[Assignment]
In the entries below, how many lines hold the string "this"? Give only the number.

[Recorded data]

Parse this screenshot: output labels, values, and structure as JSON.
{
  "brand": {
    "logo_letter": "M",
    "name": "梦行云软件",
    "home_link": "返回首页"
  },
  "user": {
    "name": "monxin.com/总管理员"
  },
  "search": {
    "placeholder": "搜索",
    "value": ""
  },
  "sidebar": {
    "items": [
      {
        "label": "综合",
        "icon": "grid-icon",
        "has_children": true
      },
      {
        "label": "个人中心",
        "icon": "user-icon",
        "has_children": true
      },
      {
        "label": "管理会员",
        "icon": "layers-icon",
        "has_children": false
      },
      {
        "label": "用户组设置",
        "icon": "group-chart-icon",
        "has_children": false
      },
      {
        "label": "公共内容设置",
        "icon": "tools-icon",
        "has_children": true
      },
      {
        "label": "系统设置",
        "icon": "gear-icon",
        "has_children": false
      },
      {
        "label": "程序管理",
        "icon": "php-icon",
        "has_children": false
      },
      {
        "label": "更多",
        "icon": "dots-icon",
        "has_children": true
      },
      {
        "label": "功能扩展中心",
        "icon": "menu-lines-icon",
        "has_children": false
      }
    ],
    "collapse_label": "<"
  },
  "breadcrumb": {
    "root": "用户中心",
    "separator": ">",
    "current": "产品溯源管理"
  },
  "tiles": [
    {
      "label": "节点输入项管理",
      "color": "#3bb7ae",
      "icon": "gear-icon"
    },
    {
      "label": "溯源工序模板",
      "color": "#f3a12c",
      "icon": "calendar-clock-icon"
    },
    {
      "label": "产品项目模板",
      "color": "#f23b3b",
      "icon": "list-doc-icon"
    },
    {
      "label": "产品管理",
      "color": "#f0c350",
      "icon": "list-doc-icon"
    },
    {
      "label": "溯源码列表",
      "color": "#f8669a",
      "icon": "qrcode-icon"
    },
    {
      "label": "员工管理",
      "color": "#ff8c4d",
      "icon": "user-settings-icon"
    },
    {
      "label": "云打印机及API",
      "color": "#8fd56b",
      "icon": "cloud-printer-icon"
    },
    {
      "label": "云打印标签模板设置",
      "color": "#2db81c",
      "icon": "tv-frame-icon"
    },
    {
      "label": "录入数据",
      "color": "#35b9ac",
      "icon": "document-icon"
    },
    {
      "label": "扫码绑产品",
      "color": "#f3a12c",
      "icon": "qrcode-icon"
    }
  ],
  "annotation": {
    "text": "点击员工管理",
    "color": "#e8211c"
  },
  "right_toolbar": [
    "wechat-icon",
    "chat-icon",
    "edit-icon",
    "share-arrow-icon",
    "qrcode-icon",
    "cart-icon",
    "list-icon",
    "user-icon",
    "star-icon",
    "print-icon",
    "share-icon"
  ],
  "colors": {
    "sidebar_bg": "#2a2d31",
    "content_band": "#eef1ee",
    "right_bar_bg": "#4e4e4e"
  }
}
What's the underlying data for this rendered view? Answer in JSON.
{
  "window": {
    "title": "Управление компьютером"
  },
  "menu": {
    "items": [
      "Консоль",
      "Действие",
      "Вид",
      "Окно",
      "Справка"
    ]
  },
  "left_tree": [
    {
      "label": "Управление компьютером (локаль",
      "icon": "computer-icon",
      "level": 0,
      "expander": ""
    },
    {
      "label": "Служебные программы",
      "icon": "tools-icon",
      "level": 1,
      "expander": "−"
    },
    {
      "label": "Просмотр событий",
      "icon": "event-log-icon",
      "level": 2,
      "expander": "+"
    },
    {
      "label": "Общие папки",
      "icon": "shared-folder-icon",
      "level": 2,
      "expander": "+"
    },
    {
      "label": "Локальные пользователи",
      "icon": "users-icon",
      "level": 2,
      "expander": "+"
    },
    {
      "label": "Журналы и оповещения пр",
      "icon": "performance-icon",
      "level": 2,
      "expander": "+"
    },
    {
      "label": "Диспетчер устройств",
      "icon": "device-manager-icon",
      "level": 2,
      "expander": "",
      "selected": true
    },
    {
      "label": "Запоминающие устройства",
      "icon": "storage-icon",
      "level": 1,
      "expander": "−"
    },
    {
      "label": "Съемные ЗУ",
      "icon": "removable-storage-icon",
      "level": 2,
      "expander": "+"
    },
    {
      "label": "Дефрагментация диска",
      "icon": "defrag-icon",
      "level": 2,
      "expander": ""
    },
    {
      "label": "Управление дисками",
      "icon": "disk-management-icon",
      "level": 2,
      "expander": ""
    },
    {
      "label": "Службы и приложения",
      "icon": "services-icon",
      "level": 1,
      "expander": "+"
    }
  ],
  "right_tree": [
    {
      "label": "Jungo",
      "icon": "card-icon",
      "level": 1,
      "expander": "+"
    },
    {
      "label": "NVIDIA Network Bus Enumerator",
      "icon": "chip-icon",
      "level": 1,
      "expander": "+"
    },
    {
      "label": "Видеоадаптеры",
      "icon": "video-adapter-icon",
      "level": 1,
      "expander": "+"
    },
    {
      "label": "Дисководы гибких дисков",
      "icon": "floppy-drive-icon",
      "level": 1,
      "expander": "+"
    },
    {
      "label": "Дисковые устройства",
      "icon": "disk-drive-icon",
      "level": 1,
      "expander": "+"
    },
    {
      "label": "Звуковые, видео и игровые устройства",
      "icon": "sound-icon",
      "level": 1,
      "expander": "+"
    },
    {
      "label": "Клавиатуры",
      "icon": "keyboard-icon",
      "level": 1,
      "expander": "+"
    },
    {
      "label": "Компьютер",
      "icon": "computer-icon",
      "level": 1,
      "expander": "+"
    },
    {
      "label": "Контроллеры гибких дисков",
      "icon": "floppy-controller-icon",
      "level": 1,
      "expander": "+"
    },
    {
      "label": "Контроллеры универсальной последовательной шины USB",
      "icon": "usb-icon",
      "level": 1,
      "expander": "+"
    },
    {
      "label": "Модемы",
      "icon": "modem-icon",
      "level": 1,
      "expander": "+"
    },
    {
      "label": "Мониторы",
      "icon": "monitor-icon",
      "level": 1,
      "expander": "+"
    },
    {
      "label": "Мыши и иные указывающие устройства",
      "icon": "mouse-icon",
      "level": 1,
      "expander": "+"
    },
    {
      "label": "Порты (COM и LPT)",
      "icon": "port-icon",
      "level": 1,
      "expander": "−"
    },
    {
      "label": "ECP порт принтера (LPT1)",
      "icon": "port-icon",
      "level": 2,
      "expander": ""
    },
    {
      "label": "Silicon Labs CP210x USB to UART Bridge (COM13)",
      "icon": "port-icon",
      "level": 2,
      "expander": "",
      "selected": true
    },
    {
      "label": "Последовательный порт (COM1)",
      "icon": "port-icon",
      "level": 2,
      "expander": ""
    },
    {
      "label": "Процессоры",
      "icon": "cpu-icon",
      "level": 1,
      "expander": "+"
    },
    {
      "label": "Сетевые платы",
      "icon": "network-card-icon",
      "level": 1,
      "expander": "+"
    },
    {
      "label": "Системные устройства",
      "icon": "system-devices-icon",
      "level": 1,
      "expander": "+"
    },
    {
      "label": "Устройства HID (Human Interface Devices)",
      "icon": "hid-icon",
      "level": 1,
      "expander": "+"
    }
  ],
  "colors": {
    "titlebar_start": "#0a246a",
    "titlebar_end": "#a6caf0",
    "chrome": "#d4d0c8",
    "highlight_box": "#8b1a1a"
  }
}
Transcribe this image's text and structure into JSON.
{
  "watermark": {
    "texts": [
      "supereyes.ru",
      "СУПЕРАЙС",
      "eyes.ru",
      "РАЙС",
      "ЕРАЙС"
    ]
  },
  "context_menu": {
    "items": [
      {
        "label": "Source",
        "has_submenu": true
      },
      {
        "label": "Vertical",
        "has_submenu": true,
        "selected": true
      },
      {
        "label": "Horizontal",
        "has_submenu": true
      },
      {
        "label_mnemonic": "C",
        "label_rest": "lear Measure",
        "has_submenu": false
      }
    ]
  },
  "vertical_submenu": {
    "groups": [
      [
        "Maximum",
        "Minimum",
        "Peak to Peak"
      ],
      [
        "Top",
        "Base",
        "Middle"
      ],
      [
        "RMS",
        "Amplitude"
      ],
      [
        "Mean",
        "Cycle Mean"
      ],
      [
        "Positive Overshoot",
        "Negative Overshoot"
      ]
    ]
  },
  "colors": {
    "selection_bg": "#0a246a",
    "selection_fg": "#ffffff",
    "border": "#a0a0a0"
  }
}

[The answer]
3